What is being asked: Find every line below with the string "Capodanno" and pick it out.

Start of Block

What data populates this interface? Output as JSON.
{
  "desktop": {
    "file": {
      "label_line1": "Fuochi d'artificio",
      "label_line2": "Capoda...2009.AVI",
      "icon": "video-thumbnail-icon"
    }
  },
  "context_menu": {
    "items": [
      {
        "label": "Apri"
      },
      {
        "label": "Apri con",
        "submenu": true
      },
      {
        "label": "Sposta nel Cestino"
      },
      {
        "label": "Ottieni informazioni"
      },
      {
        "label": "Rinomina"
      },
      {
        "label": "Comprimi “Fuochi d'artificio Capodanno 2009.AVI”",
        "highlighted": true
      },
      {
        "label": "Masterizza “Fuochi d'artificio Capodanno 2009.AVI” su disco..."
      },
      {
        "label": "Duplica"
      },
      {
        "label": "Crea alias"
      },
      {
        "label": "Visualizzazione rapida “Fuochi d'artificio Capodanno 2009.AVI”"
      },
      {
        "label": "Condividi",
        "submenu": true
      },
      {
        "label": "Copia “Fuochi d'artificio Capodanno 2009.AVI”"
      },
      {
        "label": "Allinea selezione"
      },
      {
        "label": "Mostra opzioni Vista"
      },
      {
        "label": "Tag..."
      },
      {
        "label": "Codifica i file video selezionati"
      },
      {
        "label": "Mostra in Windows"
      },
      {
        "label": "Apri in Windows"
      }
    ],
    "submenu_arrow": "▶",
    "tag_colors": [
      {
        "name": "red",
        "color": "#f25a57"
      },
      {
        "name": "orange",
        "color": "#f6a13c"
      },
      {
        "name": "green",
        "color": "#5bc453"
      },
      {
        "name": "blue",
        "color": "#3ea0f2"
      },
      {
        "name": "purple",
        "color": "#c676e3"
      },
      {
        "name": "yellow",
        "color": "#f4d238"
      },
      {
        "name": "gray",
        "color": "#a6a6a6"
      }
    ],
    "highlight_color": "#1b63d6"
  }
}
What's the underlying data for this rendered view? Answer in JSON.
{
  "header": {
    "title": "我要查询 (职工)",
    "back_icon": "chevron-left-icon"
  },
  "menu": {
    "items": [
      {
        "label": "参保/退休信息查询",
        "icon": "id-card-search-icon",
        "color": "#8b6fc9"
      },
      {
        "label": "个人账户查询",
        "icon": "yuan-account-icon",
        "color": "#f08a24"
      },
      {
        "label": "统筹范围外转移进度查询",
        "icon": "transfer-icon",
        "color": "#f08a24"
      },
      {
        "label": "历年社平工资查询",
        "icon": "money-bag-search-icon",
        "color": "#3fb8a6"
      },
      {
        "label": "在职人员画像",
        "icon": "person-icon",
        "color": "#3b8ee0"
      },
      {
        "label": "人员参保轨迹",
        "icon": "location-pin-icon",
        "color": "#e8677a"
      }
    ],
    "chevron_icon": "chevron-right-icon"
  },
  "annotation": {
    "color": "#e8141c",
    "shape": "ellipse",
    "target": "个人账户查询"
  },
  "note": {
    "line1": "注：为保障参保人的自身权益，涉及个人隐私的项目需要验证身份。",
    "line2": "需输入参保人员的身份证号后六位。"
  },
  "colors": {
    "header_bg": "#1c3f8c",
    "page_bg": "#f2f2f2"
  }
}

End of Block

Solution to the problem:
        "label": "Comprimi “Fuochi d'artificio Capodanno 2009.AVI”",
        "label": "Masterizza “Fuochi d'artificio Capodanno 2009.AVI” su disco..."
        "label": "Visualizzazione rapida “Fuochi d'artificio Capodanno 2009.AVI”"
        "label": "Copia “Fuochi d'artificio Capodanno 2009.AVI”"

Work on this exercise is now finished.